  17. When performing an audit of access rights, an IS auditor should be suspicious of which of the following if allocated to a computer operator?

    • Read access to data
    • Delete access to transaction data files
    • Logged read/execute access to programs
    • Update access to job control language/script files
    Deletion of transaction data files should be a function of the application support team, not operations staff. Read access to production data is a normal requirement of a computer operator, as is logged access to programs and access to JCL to control job execution.
  18. To prevent unauthorized entry to the data maintained in a dial-up, fast response system, an IS auditor should recommend:

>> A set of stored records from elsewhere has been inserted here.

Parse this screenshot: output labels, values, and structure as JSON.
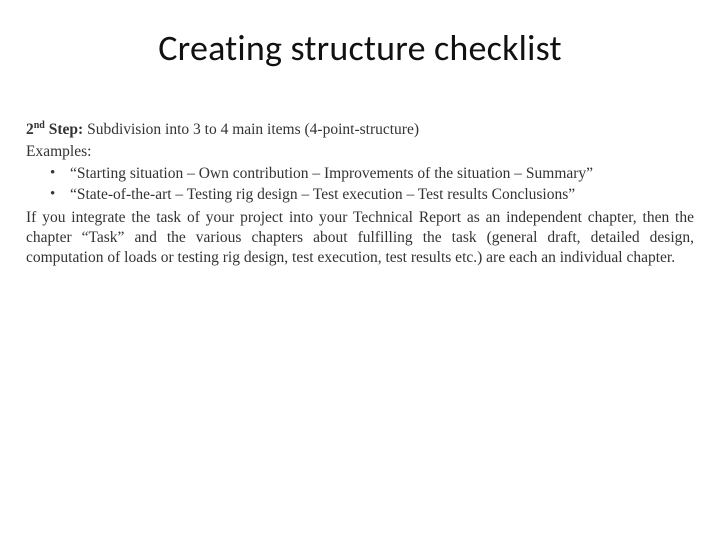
{
  "title": "Creating structure checklist",
  "step": {
    "ordinal_html": "2<sup>nd</sup> Step:",
    "description": "Subdivision into 3 to 4 main items (4-point-structure)"
  },
  "examples_label": "Examples:",
  "examples": [
    "“Starting situation – Own contribution – Improvements of the situation – Summary”",
    "“State-of-the-art – Testing rig design – Test execution – Test results   Conclusions”"
  ],
  "paragraph": "If you integrate the task of your project into your Technical Report as an independent chapter, then the chapter “Task” and the various chapters about fulfilling the task (general draft, detailed design, computation of loads or testing rig design, test execution, test results etc.) are each an individual chapter."
}
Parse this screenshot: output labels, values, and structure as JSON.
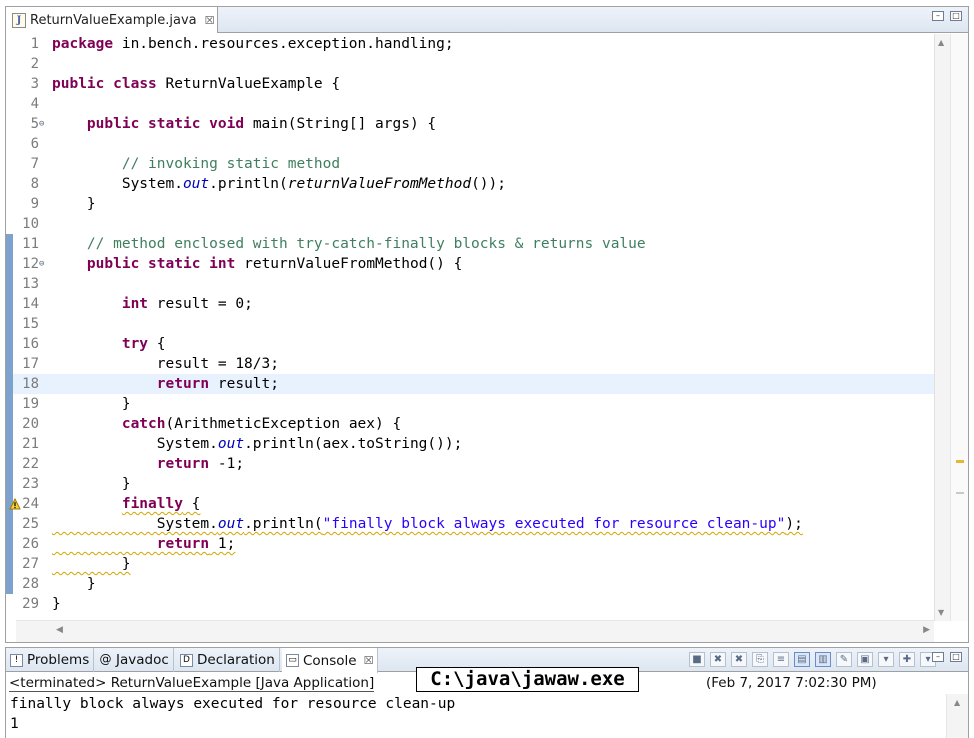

    • online terminals are placed in restricted areas.
    • online terminals are equipped with key locks.
    • ID cards are required to gain access to online terminals.
    • online access is terminated after a specified number of unsuccessful attempts.
    The most appropriate control to prevent unauthorized entry is to terminate connection after a specified number of attempts. This will deter access through the guessing of IDs and passwords. The other choices are physical controls, which are not effective in deterring unauthorized accesses via telephone lines.
  19. An IS auditor conducting an access control review in a client-server environment discovers that all printing options are accessible by all users. In this situation, the IS auditor is MOST likely to conclude that:

    • exposure is greater, since information is available to unauthorized users.
    • operating efficiency is enhanced, since anyone can print any report at any time.
    • operating procedures are more effective, since information is easily available.
    • user friendliness and flexibility is facilitated, since there is a smooth flow of information among users.
    Information in all its forms needs to be protected from unauthorized access. Unrestricted access to the report option results in an exposure. Efficiency and effectiveness are not relevant factors in this situation. Greater control over reports will not be accomplished since reports need not be in a printed form only. Information could be transmitted outside as electronic files, because print options allow for printing in an electronic form as well.
  20. Sign-on procedures include the creation of a unique user ID and password. However, an IS auditor discovers that in many cases the username and password are the same. The BEST control to mitigate this risk is to:

    • change the company’s security policy.
    • educate users about the risk of weak passwords.
    • build in validations to prevent this during user creation and password change.
    • require a periodic review of matching user ID and passwords for detection and correction.
    The compromise of the password is the highest risk. The best control is a preventive control through validation at the time the password is created or changed. Changing the company’s security policy and educating users about the risks of weak passwords only provides information to users, but does little to enforce this control. Requiring a periodic review of matching user ID and passwords for detection and ensuring correction is a detective control.